(Entries from a dataset of interfaces)
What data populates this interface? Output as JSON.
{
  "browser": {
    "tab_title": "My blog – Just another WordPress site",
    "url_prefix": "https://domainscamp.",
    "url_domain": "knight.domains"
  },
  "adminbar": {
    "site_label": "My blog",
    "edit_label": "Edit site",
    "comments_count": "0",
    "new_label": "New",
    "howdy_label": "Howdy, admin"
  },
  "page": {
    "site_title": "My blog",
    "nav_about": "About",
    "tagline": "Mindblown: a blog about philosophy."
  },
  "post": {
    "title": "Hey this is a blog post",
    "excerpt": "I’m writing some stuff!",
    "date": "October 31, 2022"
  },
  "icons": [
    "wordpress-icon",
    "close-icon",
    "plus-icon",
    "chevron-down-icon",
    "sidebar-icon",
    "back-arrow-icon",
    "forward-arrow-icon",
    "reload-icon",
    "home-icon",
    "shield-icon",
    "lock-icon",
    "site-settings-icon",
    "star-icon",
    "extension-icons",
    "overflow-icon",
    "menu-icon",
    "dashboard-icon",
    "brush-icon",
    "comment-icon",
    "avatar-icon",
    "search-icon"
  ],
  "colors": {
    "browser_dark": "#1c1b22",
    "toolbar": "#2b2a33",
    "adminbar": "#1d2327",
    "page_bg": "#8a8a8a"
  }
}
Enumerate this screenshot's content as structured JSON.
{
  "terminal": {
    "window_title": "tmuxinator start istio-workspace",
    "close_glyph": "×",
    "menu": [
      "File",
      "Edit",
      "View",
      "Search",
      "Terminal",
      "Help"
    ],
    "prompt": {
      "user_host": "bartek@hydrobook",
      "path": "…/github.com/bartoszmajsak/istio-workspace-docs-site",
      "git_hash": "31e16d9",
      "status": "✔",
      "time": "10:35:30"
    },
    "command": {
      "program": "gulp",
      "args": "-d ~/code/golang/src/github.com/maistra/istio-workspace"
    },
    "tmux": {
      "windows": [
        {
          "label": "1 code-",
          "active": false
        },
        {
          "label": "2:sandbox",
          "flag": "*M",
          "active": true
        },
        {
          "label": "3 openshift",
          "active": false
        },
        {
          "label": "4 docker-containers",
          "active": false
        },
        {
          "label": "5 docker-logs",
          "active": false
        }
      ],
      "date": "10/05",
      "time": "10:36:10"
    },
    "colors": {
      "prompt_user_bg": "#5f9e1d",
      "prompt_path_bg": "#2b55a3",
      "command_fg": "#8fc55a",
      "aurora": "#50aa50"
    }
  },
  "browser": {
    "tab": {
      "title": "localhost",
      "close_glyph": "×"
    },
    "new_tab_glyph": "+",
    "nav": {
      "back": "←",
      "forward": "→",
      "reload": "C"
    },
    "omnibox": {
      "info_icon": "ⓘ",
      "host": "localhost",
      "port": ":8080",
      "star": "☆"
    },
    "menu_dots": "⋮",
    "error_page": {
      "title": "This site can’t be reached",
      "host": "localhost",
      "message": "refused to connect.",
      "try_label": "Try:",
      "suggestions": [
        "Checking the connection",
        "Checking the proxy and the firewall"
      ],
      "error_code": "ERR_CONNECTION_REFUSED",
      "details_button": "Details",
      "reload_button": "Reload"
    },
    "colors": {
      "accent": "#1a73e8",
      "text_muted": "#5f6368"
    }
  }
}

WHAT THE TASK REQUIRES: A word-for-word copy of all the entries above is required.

OUTPUT FOR THIS TASK:
What data populates this interface? Output as JSON.
{
  "browser": {
    "tab_title": "My blog – Just another WordPress site",
    "url_prefix": "https://domainscamp.",
    "url_domain": "knight.domains"
  },
  "adminbar": {
    "site_label": "My blog",
    "edit_label": "Edit site",
    "comments_count": "0",
    "new_label": "New",
    "howdy_label": "Howdy, admin"
  },
  "page": {
    "site_title": "My blog",
    "nav_about": "About",
    "tagline": "Mindblown: a blog about philosophy."
  },
  "post": {
    "title": "Hey this is a blog post",
    "excerpt": "I’m writing some stuff!",
    "date": "October 31, 2022"
  },
  "icons": [
    "wordpress-icon",
    "close-icon",
    "plus-icon",
    "chevron-down-icon",
    "sidebar-icon",
    "back-arrow-icon",
    "forward-arrow-icon",
    "reload-icon",
    "home-icon",
    "shield-icon",
    "lock-icon",
    "site-settings-icon",
    "star-icon",
    "extension-icons",
    "overflow-icon",
    "menu-icon",
    "dashboard-icon",
    "brush-icon",
    "comment-icon",
    "avatar-icon",
    "search-icon"
  ],
  "colors": {
    "browser_dark": "#1c1b22",
    "toolbar": "#2b2a33",
    "adminbar": "#1d2327",
    "page_bg": "#8a8a8a"
  }
}
Enumerate this screenshot's content as structured JSON.
{
  "terminal": {
    "window_title": "tmuxinator start istio-workspace",
    "close_glyph": "×",
    "menu": [
      "File",
      "Edit",
      "View",
      "Search",
      "Terminal",
      "Help"
    ],
    "prompt": {
      "user_host": "bartek@hydrobook",
      "path": "…/github.com/bartoszmajsak/istio-workspace-docs-site",
      "git_hash": "31e16d9",
      "status": "✔",
      "time": "10:35:30"
    },
    "command": {
      "program": "gulp",
      "args": "-d ~/code/golang/src/github.com/maistra/istio-workspace"
    },
    "tmux": {
      "windows": [
        {
          "label": "1 code-",
          "active": false
        },
        {
          "label": "2:sandbox",
          "flag": "*M",
          "active": true
        },
        {
          "label": "3 openshift",
          "active": false
        },
        {
          "label": "4 docker-containers",
          "active": false
        },
        {
          "label": "5 docker-logs",
          "active": false
        }
      ],
      "date": "10/05",
      "time": "10:36:10"
    },
    "colors": {
      "prompt_user_bg": "#5f9e1d",
      "prompt_path_bg": "#2b55a3",
      "command_fg": "#8fc55a",
      "aurora": "#50aa50"
    }
  },
  "browser": {
    "tab": {
      "title": "localhost",
      "close_glyph": "×"
    },
    "new_tab_glyph": "+",
    "nav": {
      "back": "←",
      "forward": "→",
      "reload": "C"
    },
    "omnibox": {
      "info_icon": "ⓘ",
      "host": "localhost",
      "port": ":8080",
      "star": "☆"
    },
    "menu_dots": "⋮",
    "error_page": {
      "title": "This site can’t be reached",
      "host": "localhost",
      "message": "refused to connect.",
      "try_label": "Try:",
      "suggestions": [
        "Checking the connection",
        "Checking the proxy and the firewall"
      ],
      "error_code": "ERR_CONNECTION_REFUSED",
      "details_button": "Details",
      "reload_button": "Reload"
    },
    "colors": {
      "accent": "#1a73e8",
      "text_muted": "#5f6368"
    }
  }
}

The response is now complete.